4. Climate change and its Impact on Agriculture:
Climate change due to global warming has become a serious issue and a hotly debated subject these days. According to various scientific reports, the earth has warmed about 0.5o C over the past 100 years and it is estimated that by the end of 21st century, temperature will further increase by about 1.8 to 4.0oC. As a result, the atmosphere and ocean have warmed, the amounts of polar snow and ice have reduced, sea level has risen and concentration of Greenhouse gases has increased. As a consequence, warm days have become warmer and cold days colder, rains have become erratic and seasons have started overlapping. The seasonal variations have been converted into daily variations.
Factors responsible for climate change:
Following factors are responsible for global warming and climate change:
Increased concentration of greenhouse gases ·
Burning of fossil fuels
Large scale deforestation
Industrialization and urbanization
Ever increasing human population
Unabated use of refrigerators, air conditioners and foam industry which emit chloroflouro carbon gases

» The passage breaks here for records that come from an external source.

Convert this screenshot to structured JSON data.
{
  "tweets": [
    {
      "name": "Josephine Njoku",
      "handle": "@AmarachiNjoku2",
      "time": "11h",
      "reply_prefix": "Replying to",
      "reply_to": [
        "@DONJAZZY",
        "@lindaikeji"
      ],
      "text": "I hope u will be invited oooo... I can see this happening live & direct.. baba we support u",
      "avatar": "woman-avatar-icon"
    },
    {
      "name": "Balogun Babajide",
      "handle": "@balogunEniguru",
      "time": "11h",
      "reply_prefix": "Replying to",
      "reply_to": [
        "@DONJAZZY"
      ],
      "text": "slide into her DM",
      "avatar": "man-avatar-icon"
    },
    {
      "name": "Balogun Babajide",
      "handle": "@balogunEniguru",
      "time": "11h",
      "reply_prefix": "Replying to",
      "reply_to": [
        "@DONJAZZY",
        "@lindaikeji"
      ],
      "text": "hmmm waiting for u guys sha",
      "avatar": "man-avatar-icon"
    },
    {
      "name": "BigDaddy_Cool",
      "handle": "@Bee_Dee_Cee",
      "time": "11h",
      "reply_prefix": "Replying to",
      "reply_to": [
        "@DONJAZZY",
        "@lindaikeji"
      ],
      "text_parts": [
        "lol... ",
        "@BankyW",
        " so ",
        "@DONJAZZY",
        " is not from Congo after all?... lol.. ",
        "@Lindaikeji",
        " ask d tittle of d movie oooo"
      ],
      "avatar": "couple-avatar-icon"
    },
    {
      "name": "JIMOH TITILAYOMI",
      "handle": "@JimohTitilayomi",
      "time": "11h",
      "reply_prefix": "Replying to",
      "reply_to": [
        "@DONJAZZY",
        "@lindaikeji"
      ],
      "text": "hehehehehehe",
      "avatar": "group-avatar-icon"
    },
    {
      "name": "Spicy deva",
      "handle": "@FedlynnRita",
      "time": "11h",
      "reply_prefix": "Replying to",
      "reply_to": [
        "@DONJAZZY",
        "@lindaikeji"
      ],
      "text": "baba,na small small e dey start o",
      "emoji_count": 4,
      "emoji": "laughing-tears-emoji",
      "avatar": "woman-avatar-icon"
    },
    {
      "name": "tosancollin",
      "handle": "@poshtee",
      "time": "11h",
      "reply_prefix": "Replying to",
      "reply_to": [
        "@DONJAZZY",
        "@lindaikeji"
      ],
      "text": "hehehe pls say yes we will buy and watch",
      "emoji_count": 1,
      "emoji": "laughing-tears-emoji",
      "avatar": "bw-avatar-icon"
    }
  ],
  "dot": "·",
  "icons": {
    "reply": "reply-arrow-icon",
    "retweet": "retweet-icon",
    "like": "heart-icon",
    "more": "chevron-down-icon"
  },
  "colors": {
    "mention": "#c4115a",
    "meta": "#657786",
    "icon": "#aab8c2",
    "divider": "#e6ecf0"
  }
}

Excessive use of agro-chemicals
Green House Effect:
Some gases such as carbon dioxide (CO2), nitrogen oxide (NO2) chloroflouro carbon (CFC) and methane (CH4) are the major factors responsible for pollution, global warming and climate change. These gases are known as Greenhouse gases. This name is derived from Green House which is made from a polythene sheet or glass. This polythene sheet allows sun rays to enter the green house but it does not allow infra red rays to go out after striking earth surface as reflection. As a result, temperature inside green house increases. These gases form a blanket type thick layer around the earth and trap the sun rays inside thus leading to increase in the temperature on the earth. Excessive use of nitrogenous fertilizers in crops leads to production of nitrogen oxide (NO2) gas. Rice cultivation which involves cultivation of crop in continuous ponded water also results in production of methane (CH4). The Green House effect can result in a rise of temperature to the tune of 3.2oC by 2050 in India.
Impact of climate change on agriculture
Climate change will affect different parts of the earth differently. In some countries, it may adversely affect agricultural production and thus food security but in other countries, climate change may have positive effect on crop productivity.
Duration of crops, sequence of crop rotations and cultural practices of raising crops may change due to global warming
As a consequence of rise in temperature and moisture, new diseases and insect pests may emerge in areas where these were not present previously and may seriously affect production of crops.
Climate change may lead to unpredictable changes in the monsoon rainy season in India.
Rising night temperature may adversely affect crop productivity.
Any increase in day temperature during February and March will have adverse effect on wheat production in Punjab.
In order to mitigate climate change effects, use of solar energy, hydro-electricity generation and bio-energy should be encouraged and sole dependence on fossil fuel should be reduced by minimizing vehicular and industrial emissions of carbon dioxide and other gases.